** Opening Data supplied block **
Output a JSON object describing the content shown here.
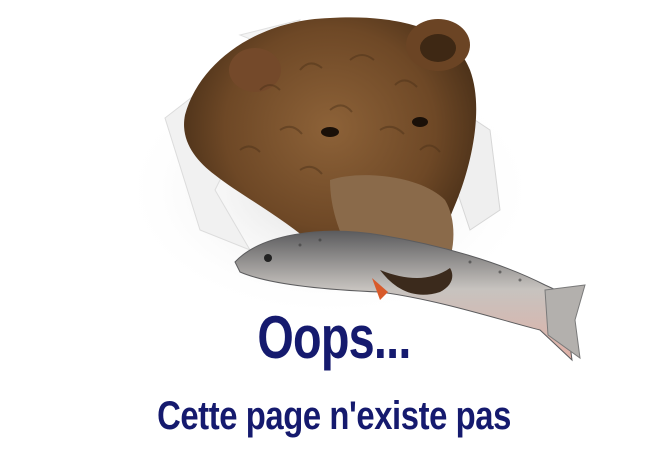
{
  "error": {
    "headline": "Oops...",
    "message": "Cette page n'existe pas"
  },
  "illustration": {
    "subject": "bear-with-fish-tearing-paper",
    "colors": {
      "fur": "#7a5230",
      "fur_dark": "#3e2814",
      "fish_body": "#c9c4c0",
      "fish_back": "#6b6a6a",
      "fish_belly": "#d9a8a0",
      "paper_shadow": "#d8d8d8"
    }
  },
  "colors": {
    "text": "#151a6e",
    "background": "#ffffff"
  }
}
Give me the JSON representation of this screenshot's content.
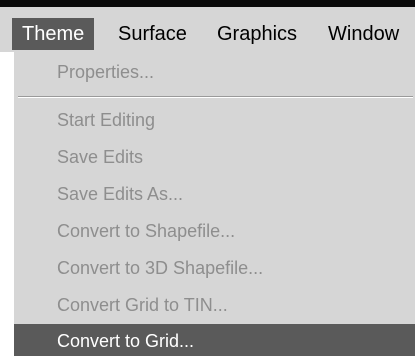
{
  "menubar": {
    "items": [
      {
        "label": "Theme",
        "active": true
      },
      {
        "label": "Surface",
        "active": false
      },
      {
        "label": "Graphics",
        "active": false
      },
      {
        "label": "Window",
        "active": false
      }
    ]
  },
  "theme_menu": {
    "items": [
      {
        "label": "Properties...",
        "enabled": false
      },
      {
        "label": "Start Editing",
        "enabled": false
      },
      {
        "label": "Save Edits",
        "enabled": false
      },
      {
        "label": "Save Edits As...",
        "enabled": false
      },
      {
        "label": "Convert to Shapefile...",
        "enabled": false
      },
      {
        "label": "Convert to 3D Shapefile...",
        "enabled": false
      },
      {
        "label": "Convert Grid to TIN...",
        "enabled": false
      },
      {
        "label": "Convert to Grid...",
        "enabled": true,
        "highlighted": true
      }
    ]
  },
  "colors": {
    "menu_background": "#d6d6d6",
    "highlight": "#5a5a5a",
    "disabled_text": "#8e8e8e",
    "top_bar": "#0a0a0a"
  }
}
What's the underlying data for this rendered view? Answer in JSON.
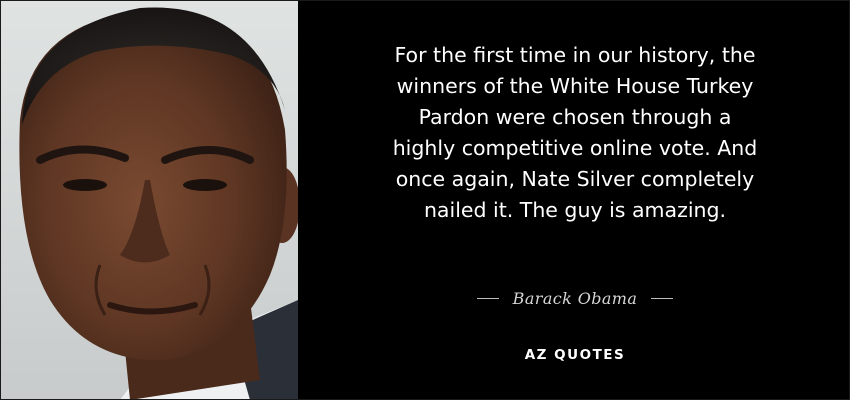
{
  "quote": {
    "lines": [
      "For the first time in our history, the",
      "winners of the White House Turkey",
      "Pardon were chosen through a",
      "highly competitive online vote. And",
      "once again, Nate Silver completely",
      "nailed it. The guy is amazing."
    ]
  },
  "author": {
    "name": "Barack Obama"
  },
  "brand": {
    "label": "AZ QUOTES"
  },
  "colors": {
    "background": "#000000",
    "text": "#ffffff",
    "rule": "#bfbfbf"
  }
}
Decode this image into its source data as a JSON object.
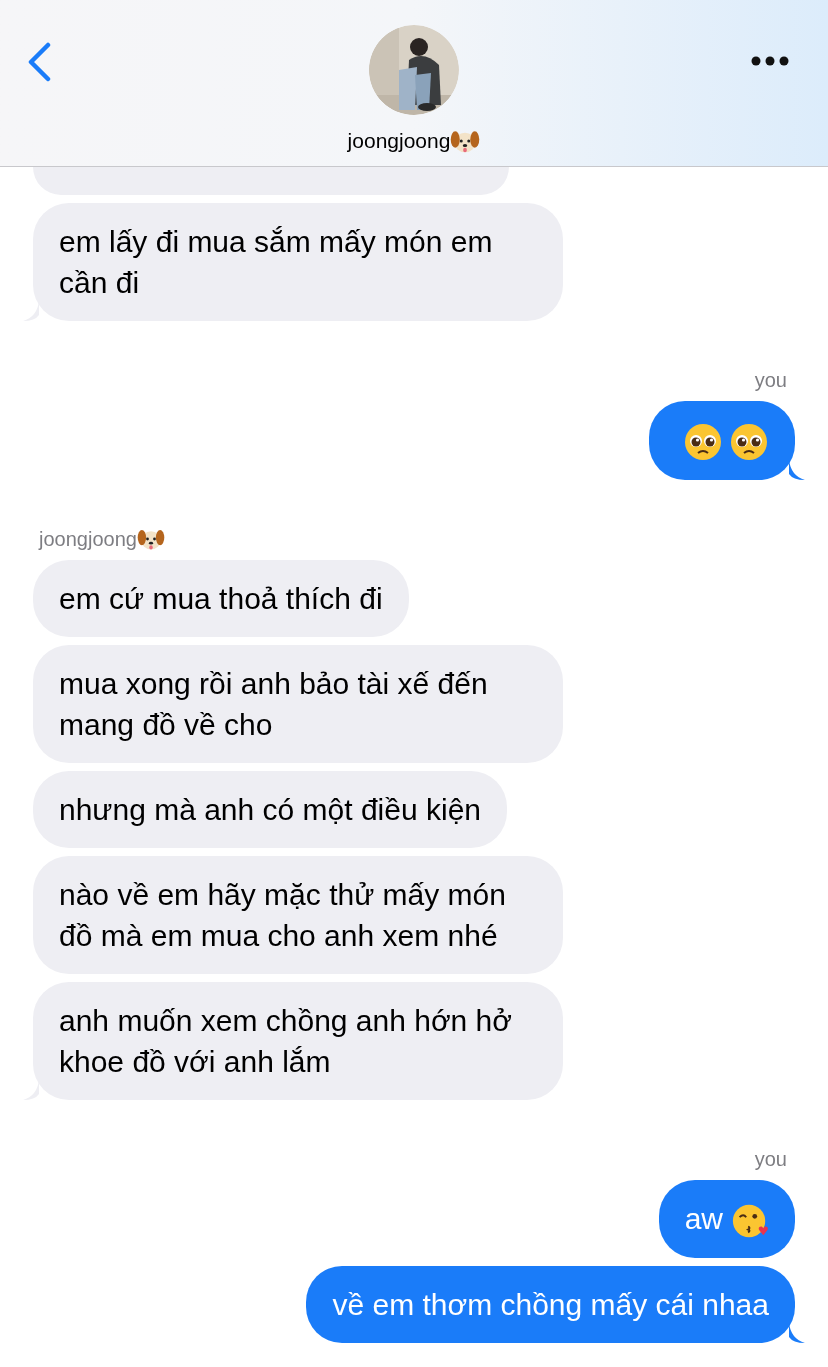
{
  "header": {
    "contact_name": "joongjoong",
    "contact_emoji": {
      "kind": "dog"
    }
  },
  "groups": [
    {
      "kind": "incoming",
      "messages": [
        {
          "kind": "hidden"
        },
        {
          "kind": "text",
          "text": "em lấy đi mua sắm mấy món em cần đi"
        }
      ]
    },
    {
      "kind": "outgoing",
      "label": {
        "text": "you"
      },
      "messages": [
        {
          "kind": "emoji",
          "emoji": [
            {
              "kind": "pleading"
            },
            {
              "kind": "pleading"
            }
          ]
        }
      ]
    },
    {
      "kind": "incoming",
      "label": {
        "text": "joongjoong",
        "emoji": {
          "kind": "dog"
        }
      },
      "messages": [
        {
          "kind": "text",
          "text": "em cứ mua thoả thích đi"
        },
        {
          "kind": "text",
          "text": "mua xong rồi anh bảo tài xế đến mang đồ về cho"
        },
        {
          "kind": "text",
          "text": "nhưng mà anh có một điều kiện"
        },
        {
          "kind": "text",
          "text": "nào về em hãy mặc thử mấy món đồ mà em mua cho anh xem nhé"
        },
        {
          "kind": "text",
          "text": "anh muốn xem chồng anh hớn hở khoe đồ với anh lắm"
        }
      ]
    },
    {
      "kind": "outgoing",
      "label": {
        "text": "you"
      },
      "messages": [
        {
          "kind": "text",
          "text": "aw",
          "emoji": [
            {
              "kind": "kiss"
            }
          ]
        },
        {
          "kind": "text",
          "text": "về em thơm chồng mấy cái nhaa"
        }
      ]
    }
  ]
}
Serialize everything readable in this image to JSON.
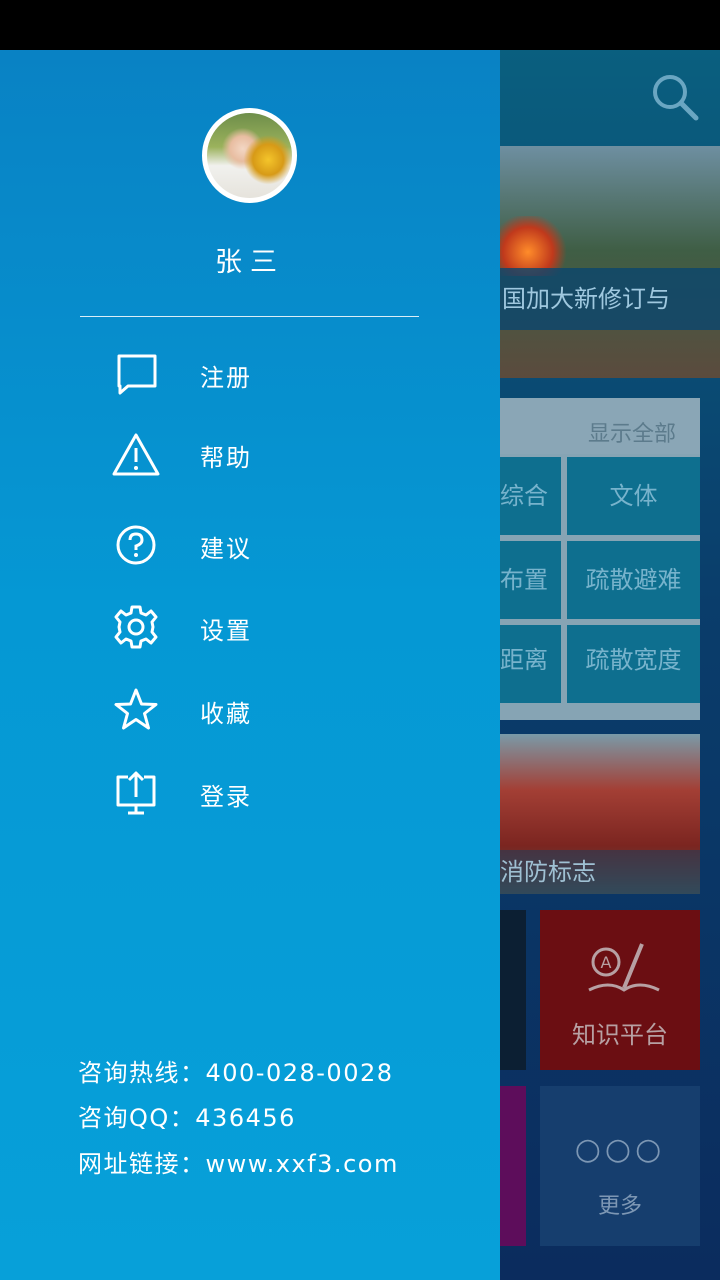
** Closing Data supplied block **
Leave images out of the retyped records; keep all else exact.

Output a JSON object describing the content shown here.
{
  "error": {
    "headline": "Oops...",
    "message": "Cette page n'existe pas"
  },
  "illustration": {
    "subject": "bear-with-fish-tearing-paper",
    "colors": {
      "fur": "#7a5230",
      "fur_dark": "#3e2814",
      "fish_body": "#c9c4c0",
      "fish_back": "#6b6a6a",
      "fish_belly": "#d9a8a0",
      "paper_shadow": "#d8d8d8"
    }
  },
  "colors": {
    "text": "#151a6e",
    "background": "#ffffff"
  }
}
Give me the JSON representation of this screenshot's content.
{
  "menubar": {
    "items": [
      {
        "label": "Theme",
        "active": true
      },
      {
        "label": "Surface",
        "active": false
      },
      {
        "label": "Graphics",
        "active": false
      },
      {
        "label": "Window",
        "active": false
      }
    ]
  },
  "theme_menu": {
    "items": [
      {
        "label": "Properties...",
        "enabled": false
      },
      {
        "label": "Start Editing",
        "enabled": false
      },
      {
        "label": "Save Edits",
        "enabled": false
      },
      {
        "label": "Save Edits As...",
        "enabled": false
      },
      {
        "label": "Convert to Shapefile...",
        "enabled": false
      },
      {
        "label": "Convert to 3D Shapefile...",
        "enabled": false
      },
      {
        "label": "Convert Grid to TIN...",
        "enabled": false
      },
      {
        "label": "Convert to Grid...",
        "enabled": true,
        "highlighted": true
      }
    ]
  },
  "colors": {
    "menu_background": "#d6d6d6",
    "highlight": "#5a5a5a",
    "disabled_text": "#8e8e8e",
    "top_bar": "#0a0a0a"
  }
}
What's the underlying data for this rendered view? Answer in JSON.
{
  "quote": {
    "lines": [
      "For the first time in our history, the",
      "winners of the White House Turkey",
      "Pardon were chosen through a",
      "highly competitive online vote. And",
      "once again, Nate Silver completely",
      "nailed it. The guy is amazing."
    ]
  },
  "author": {
    "name": "Barack Obama"
  },
  "brand": {
    "label": "AZ QUOTES"
  },
  "colors": {
    "background": "#000000",
    "text": "#ffffff",
    "rule": "#bfbfbf"
  }
}
Decode this image into its source data as a JSON object.
{
  "header": {
    "contact_name": "joongjoong",
    "contact_emoji": {
      "kind": "dog"
    }
  },
  "groups": [
    {
      "kind": "incoming",
      "messages": [
        {
          "kind": "hidden"
        },
        {
          "kind": "text",
          "text": "em lấy đi mua sắm mấy món em cần đi"
        }
      ]
    },
    {
      "kind": "outgoing",
      "label": {
        "text": "you"
      },
      "messages": [
        {
          "kind": "emoji",
          "emoji": [
            {
              "kind": "pleading"
            },
            {
              "kind": "pleading"
            }
          ]
        }
      ]
    },
    {
      "kind": "incoming",
      "label": {
        "text": "joongjoong",
        "emoji": {
          "kind": "dog"
        }
      },
      "messages": [
        {
          "kind": "text",
          "text": "em cứ mua thoả thích đi"
        },
        {
          "kind": "text",
          "text": "mua xong rồi anh bảo tài xế đến mang đồ về cho"
        },
        {
          "kind": "text",
          "text": "nhưng mà anh có một điều kiện"
        },
        {
          "kind": "text",
          "text": "nào về em hãy mặc thử mấy món đồ mà em mua cho anh xem nhé"
        },
        {
          "kind": "text",
          "text": "anh muốn xem chồng anh hớn hở khoe đồ với anh lắm"
        }
      ]
    },
    {
      "kind": "outgoing",
      "label": {
        "text": "you"
      },
      "messages": [
        {
          "kind": "text",
          "text": "aw",
          "emoji": [
            {
              "kind": "kiss"
            }
          ]
        },
        {
          "kind": "text",
          "text": "về em thơm chồng mấy cái nhaa"
        }
      ]
    }
  ]
}
Serialize everything readable in this image to JSON.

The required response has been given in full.